YOUR INSTRUCTIONS
All records that follow are to be restated exactly.

(Page and application data records)
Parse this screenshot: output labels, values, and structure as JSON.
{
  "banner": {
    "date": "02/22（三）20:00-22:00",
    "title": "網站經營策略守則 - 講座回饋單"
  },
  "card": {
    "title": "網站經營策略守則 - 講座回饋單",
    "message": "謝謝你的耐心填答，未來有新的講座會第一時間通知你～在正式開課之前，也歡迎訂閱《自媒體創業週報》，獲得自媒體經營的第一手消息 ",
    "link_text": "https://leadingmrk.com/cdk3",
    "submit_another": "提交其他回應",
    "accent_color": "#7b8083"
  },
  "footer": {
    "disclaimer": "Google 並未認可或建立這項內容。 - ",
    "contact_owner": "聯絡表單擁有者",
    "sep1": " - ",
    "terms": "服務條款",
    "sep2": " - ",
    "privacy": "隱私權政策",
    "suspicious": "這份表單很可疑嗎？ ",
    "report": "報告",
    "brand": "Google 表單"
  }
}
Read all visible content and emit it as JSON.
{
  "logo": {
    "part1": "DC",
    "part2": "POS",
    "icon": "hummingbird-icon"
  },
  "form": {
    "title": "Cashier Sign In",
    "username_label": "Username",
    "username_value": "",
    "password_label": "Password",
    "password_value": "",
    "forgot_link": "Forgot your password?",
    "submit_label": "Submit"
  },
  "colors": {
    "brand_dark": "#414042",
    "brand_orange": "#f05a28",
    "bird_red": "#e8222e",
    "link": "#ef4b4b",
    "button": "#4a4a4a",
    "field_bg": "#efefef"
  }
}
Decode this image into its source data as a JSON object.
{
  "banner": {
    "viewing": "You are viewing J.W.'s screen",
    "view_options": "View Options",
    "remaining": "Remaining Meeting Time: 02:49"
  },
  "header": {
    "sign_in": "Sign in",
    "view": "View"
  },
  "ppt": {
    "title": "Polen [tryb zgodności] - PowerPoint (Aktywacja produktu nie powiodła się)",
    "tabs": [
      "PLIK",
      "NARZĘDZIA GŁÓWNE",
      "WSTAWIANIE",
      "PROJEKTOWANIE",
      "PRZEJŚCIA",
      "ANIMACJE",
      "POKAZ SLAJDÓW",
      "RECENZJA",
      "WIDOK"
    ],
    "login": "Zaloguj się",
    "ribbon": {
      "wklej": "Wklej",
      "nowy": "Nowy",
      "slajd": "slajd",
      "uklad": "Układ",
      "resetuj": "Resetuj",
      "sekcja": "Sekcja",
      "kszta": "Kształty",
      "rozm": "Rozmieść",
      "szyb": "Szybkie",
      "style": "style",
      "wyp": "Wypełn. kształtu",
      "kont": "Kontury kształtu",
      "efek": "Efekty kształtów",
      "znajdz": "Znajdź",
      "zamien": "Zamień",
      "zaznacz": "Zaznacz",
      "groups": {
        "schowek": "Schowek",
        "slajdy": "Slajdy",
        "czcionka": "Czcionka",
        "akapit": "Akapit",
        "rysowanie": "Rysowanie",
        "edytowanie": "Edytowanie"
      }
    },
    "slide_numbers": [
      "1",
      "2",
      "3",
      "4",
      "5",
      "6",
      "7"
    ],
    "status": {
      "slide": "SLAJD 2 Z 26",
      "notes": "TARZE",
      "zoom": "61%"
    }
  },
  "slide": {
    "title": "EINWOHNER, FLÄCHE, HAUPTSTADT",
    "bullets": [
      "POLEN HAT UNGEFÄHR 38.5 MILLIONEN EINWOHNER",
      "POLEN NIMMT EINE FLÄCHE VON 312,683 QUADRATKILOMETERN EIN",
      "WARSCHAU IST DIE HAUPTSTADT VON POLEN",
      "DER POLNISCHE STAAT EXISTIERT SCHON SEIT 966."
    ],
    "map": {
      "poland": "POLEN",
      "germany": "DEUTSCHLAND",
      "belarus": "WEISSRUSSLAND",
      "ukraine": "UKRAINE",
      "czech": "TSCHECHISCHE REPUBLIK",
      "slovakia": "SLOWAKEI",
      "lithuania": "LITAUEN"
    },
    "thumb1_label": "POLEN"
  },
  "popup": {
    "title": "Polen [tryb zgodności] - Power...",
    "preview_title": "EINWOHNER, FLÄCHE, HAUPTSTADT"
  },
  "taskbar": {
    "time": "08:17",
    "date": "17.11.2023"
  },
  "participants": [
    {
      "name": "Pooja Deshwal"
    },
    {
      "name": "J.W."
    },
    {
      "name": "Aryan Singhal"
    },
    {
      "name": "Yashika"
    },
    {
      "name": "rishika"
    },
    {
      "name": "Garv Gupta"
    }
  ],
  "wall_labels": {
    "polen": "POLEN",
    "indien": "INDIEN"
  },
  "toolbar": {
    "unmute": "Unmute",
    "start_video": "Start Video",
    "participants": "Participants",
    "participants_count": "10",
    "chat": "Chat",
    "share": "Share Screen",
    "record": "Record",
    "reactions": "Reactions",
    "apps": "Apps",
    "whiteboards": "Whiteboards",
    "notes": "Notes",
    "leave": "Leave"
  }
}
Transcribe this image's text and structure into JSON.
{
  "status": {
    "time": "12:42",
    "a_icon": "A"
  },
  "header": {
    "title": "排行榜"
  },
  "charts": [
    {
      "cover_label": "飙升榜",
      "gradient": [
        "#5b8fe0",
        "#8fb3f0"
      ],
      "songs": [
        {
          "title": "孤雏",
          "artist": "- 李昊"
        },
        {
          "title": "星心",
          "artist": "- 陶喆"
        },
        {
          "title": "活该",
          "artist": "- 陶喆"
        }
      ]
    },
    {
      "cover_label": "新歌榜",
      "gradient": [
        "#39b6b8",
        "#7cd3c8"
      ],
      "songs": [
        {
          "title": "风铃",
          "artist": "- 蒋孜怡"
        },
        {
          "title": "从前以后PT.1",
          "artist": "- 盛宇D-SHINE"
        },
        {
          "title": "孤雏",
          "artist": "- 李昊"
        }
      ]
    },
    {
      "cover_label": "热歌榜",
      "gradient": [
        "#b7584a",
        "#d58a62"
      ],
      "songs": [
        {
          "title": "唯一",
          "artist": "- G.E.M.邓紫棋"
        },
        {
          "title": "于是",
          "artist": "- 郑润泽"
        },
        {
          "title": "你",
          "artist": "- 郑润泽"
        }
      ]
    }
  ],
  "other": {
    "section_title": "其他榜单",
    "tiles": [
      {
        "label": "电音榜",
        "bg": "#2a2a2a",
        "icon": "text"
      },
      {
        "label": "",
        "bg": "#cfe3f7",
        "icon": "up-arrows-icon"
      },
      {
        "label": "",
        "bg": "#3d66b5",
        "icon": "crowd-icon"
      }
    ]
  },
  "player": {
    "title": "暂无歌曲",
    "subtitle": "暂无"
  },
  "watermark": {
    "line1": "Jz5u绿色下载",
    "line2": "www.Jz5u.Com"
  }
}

COMPLETED EXERCISE
Parse this screenshot: output labels, values, and structure as JSON.
{
  "banner": {
    "date": "02/22（三）20:00-22:00",
    "title": "網站經營策略守則 - 講座回饋單"
  },
  "card": {
    "title": "網站經營策略守則 - 講座回饋單",
    "message": "謝謝你的耐心填答，未來有新的講座會第一時間通知你～在正式開課之前，也歡迎訂閱《自媒體創業週報》，獲得自媒體經營的第一手消息 ",
    "link_text": "https://leadingmrk.com/cdk3",
    "submit_another": "提交其他回應",
    "accent_color": "#7b8083"
  },
  "footer": {
    "disclaimer": "Google 並未認可或建立這項內容。 - ",
    "contact_owner": "聯絡表單擁有者",
    "sep1": " - ",
    "terms": "服務條款",
    "sep2": " - ",
    "privacy": "隱私權政策",
    "suspicious": "這份表單很可疑嗎？ ",
    "report": "報告",
    "brand": "Google 表單"
  }
}
Read all visible content and emit it as JSON.
{
  "logo": {
    "part1": "DC",
    "part2": "POS",
    "icon": "hummingbird-icon"
  },
  "form": {
    "title": "Cashier Sign In",
    "username_label": "Username",
    "username_value": "",
    "password_label": "Password",
    "password_value": "",
    "forgot_link": "Forgot your password?",
    "submit_label": "Submit"
  },
  "colors": {
    "brand_dark": "#414042",
    "brand_orange": "#f05a28",
    "bird_red": "#e8222e",
    "link": "#ef4b4b",
    "button": "#4a4a4a",
    "field_bg": "#efefef"
  }
}
Decode this image into its source data as a JSON object.
{
  "banner": {
    "viewing": "You are viewing J.W.'s screen",
    "view_options": "View Options",
    "remaining": "Remaining Meeting Time: 02:49"
  },
  "header": {
    "sign_in": "Sign in",
    "view": "View"
  },
  "ppt": {
    "title": "Polen [tryb zgodności] - PowerPoint (Aktywacja produktu nie powiodła się)",
    "tabs": [
      "PLIK",
      "NARZĘDZIA GŁÓWNE",
      "WSTAWIANIE",
      "PROJEKTOWANIE",
      "PRZEJŚCIA",
      "ANIMACJE",
      "POKAZ SLAJDÓW",
      "RECENZJA",
      "WIDOK"
    ],
    "login": "Zaloguj się",
    "ribbon": {
      "wklej": "Wklej",
      "nowy": "Nowy",
      "slajd": "slajd",
      "uklad": "Układ",
      "resetuj": "Resetuj",
      "sekcja": "Sekcja",
      "kszta": "Kształty",
      "rozm": "Rozmieść",
      "szyb": "Szybkie",
      "style": "style",
      "wyp": "Wypełn. kształtu",
      "kont": "Kontury kształtu",
      "efek": "Efekty kształtów",
      "znajdz": "Znajdź",
      "zamien": "Zamień",
      "zaznacz": "Zaznacz",
      "groups": {
        "schowek": "Schowek",
        "slajdy": "Slajdy",
        "czcionka": "Czcionka",
        "akapit": "Akapit",
        "rysowanie": "Rysowanie",
        "edytowanie": "Edytowanie"
      }
    },
    "slide_numbers": [
      "1",
      "2",
      "3",
      "4",
      "5",
      "6",
      "7"
    ],
    "status": {
      "slide": "SLAJD 2 Z 26",
      "notes": "TARZE",
      "zoom": "61%"
    }
  },
  "slide": {
    "title": "EINWOHNER, FLÄCHE, HAUPTSTADT",
    "bullets": [
      "POLEN HAT UNGEFÄHR 38.5 MILLIONEN EINWOHNER",
      "POLEN NIMMT EINE FLÄCHE VON 312,683 QUADRATKILOMETERN EIN",
      "WARSCHAU IST DIE HAUPTSTADT VON POLEN",
      "DER POLNISCHE STAAT EXISTIERT SCHON SEIT 966."
    ],
    "map": {
      "poland": "POLEN",
      "germany": "DEUTSCHLAND",
      "belarus": "WEISSRUSSLAND",
      "ukraine": "UKRAINE",
      "czech": "TSCHECHISCHE REPUBLIK",
      "slovakia": "SLOWAKEI",
      "lithuania": "LITAUEN"
    },
    "thumb1_label": "POLEN"
  },
  "popup": {
    "title": "Polen [tryb zgodności] - Power...",
    "preview_title": "EINWOHNER, FLÄCHE, HAUPTSTADT"
  },
  "taskbar": {
    "time": "08:17",
    "date": "17.11.2023"
  },
  "participants": [
    {
      "name": "Pooja Deshwal"
    },
    {
      "name": "J.W."
    },
    {
      "name": "Aryan Singhal"
    },
    {
      "name": "Yashika"
    },
    {
      "name": "rishika"
    },
    {
      "name": "Garv Gupta"
    }
  ],
  "wall_labels": {
    "polen": "POLEN",
    "indien": "INDIEN"
  },
  "toolbar": {
    "unmute": "Unmute",
    "start_video": "Start Video",
    "participants": "Participants",
    "participants_count": "10",
    "chat": "Chat",
    "share": "Share Screen",
    "record": "Record",
    "reactions": "Reactions",
    "apps": "Apps",
    "whiteboards": "Whiteboards",
    "notes": "Notes",
    "leave": "Leave"
  }
}
Transcribe this image's text and structure into JSON.
{
  "status": {
    "time": "12:42",
    "a_icon": "A"
  },
  "header": {
    "title": "排行榜"
  },
  "charts": [
    {
      "cover_label": "飙升榜",
      "gradient": [
        "#5b8fe0",
        "#8fb3f0"
      ],
      "songs": [
        {
          "title": "孤雏",
          "artist": "- 李昊"
        },
        {
          "title": "星心",
          "artist": "- 陶喆"
        },
        {
          "title": "活该",
          "artist": "- 陶喆"
        }
      ]
    },
    {
      "cover_label": "新歌榜",
      "gradient": [
        "#39b6b8",
        "#7cd3c8"
      ],
      "songs": [
        {
          "title": "风铃",
          "artist": "- 蒋孜怡"
        },
        {
          "title": "从前以后PT.1",
          "artist": "- 盛宇D-SHINE"
        },
        {
          "title": "孤雏",
          "artist": "- 李昊"
        }
      ]
    },
    {
      "cover_label": "热歌榜",
      "gradient": [
        "#b7584a",
        "#d58a62"
      ],
      "songs": [
        {
          "title": "唯一",
          "artist": "- G.E.M.邓紫棋"
        },
        {
          "title": "于是",
          "artist": "- 郑润泽"
        },
        {
          "title": "你",
          "artist": "- 郑润泽"
        }
      ]
    }
  ],
  "other": {
    "section_title": "其他榜单",
    "tiles": [
      {
        "label": "电音榜",
        "bg": "#2a2a2a",
        "icon": "text"
      },
      {
        "label": "",
        "bg": "#cfe3f7",
        "icon": "up-arrows-icon"
      },
      {
        "label": "",
        "bg": "#3d66b5",
        "icon": "crowd-icon"
      }
    ]
  },
  "player": {
    "title": "暂无歌曲",
    "subtitle": "暂无"
  },
  "watermark": {
    "line1": "Jz5u绿色下载",
    "line2": "www.Jz5u.Com"
  }
}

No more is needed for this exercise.